Last Easter I attended my first pop-up restaurant, organised by two friends and colleagues, Joseph Trivelli and Stevie Parle, chefs from the River Café where I am a sommelier. In a boat club in Hammersmith, west London, they cooked an Easter lunch of roast kid for 50 people on long trestle tables.
I sat next to a photographer from Chelsea and a butcher from Battersea. Opposite me sat Kerstin Rodgers, or Ms Marmite Lover, a pioneer of the supper club movement. Rodgers has been serving dinners to paying guests in her home in Kilburn, north-west London, since January 2009.
Six months later I served wine at a pop-up restaurant, open for only eight weeks on the top floor of Selfridges. It was fine dining in the most glamorous of settings; a designated lift took customers into a world of white lights, white carpets and panoramic views. Secret, special and fully booked from the start, it marked the return of a legendary chef, Pierre Koffman, one of the few to achieve three Michelin stars at a London restaurant (La Tante Claire), and pig’s trotters, the dish that every foodie wanted to taste. (His new restaurant, Koffman’s, opened a few months ago at the Berkeley Hotel in Knightsbridge.)
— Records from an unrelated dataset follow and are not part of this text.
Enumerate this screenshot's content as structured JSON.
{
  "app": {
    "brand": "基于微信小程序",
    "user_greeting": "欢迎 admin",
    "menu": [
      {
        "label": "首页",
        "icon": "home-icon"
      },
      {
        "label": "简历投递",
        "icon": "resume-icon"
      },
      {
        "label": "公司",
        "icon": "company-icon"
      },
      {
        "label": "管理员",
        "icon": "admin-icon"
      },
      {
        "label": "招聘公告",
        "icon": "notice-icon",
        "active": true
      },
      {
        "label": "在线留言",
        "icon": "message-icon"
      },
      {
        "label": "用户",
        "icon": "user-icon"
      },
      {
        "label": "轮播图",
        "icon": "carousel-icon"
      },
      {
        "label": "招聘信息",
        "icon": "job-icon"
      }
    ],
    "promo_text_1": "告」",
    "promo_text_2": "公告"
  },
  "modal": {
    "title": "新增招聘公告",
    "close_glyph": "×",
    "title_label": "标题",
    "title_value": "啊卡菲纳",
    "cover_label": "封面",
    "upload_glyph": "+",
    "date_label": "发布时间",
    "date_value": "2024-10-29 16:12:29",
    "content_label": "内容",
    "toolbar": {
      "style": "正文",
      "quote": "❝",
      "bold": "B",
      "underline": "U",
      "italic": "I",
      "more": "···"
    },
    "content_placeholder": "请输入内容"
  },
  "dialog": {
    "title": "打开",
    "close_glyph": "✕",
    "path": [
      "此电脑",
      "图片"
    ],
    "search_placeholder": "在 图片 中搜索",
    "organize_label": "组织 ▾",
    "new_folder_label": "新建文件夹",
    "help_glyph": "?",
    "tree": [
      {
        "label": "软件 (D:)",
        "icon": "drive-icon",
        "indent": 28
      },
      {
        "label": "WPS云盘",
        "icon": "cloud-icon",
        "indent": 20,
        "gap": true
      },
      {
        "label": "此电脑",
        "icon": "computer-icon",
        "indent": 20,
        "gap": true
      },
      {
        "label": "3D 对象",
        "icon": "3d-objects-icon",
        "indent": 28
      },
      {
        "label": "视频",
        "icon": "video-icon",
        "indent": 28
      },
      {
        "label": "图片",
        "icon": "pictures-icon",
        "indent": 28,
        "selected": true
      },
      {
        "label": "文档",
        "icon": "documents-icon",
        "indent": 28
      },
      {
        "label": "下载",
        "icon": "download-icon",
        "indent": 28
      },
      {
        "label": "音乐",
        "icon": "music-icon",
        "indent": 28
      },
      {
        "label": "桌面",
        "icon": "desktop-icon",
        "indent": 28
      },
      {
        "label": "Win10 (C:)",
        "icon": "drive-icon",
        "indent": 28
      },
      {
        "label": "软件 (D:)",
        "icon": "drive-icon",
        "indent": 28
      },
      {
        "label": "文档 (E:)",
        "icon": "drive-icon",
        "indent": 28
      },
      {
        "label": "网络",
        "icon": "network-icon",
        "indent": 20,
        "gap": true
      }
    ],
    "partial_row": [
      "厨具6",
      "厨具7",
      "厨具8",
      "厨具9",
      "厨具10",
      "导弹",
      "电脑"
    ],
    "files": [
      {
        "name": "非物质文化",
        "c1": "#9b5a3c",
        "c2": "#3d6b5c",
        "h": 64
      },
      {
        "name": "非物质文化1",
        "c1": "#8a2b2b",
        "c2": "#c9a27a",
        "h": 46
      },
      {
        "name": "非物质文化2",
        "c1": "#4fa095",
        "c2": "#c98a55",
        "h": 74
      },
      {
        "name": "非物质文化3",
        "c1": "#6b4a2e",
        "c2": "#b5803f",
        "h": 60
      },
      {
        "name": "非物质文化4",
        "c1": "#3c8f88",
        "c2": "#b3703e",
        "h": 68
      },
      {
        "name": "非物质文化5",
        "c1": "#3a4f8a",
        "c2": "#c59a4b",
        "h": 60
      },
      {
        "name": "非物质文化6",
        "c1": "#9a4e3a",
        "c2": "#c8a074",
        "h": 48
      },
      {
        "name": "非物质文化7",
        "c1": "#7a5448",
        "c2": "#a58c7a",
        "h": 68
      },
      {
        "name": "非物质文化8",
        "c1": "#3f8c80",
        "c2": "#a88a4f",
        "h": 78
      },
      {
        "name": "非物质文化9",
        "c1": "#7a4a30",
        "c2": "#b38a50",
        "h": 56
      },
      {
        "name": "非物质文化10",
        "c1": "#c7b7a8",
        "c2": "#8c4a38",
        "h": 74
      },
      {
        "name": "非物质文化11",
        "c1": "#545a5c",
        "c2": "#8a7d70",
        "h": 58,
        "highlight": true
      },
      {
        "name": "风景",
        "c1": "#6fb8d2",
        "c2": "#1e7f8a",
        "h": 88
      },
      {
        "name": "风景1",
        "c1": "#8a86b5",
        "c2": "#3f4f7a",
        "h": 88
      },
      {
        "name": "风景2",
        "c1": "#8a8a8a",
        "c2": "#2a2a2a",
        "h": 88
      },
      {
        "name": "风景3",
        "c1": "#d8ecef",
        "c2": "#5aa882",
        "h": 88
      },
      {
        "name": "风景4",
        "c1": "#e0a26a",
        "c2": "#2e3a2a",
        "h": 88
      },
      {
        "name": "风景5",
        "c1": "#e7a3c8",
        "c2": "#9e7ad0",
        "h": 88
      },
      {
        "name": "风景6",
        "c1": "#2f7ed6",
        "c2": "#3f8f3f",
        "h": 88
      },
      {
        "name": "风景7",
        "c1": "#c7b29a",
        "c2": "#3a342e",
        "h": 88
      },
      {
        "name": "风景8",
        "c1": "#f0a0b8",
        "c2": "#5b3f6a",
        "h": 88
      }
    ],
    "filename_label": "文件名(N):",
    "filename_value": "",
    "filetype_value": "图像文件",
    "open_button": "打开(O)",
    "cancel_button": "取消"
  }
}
You never know what to expect at pop-up restaurants. They are intimate and, usually, informal. You eat only what the chef loves to cook, and you sit wherever there is space on the tables.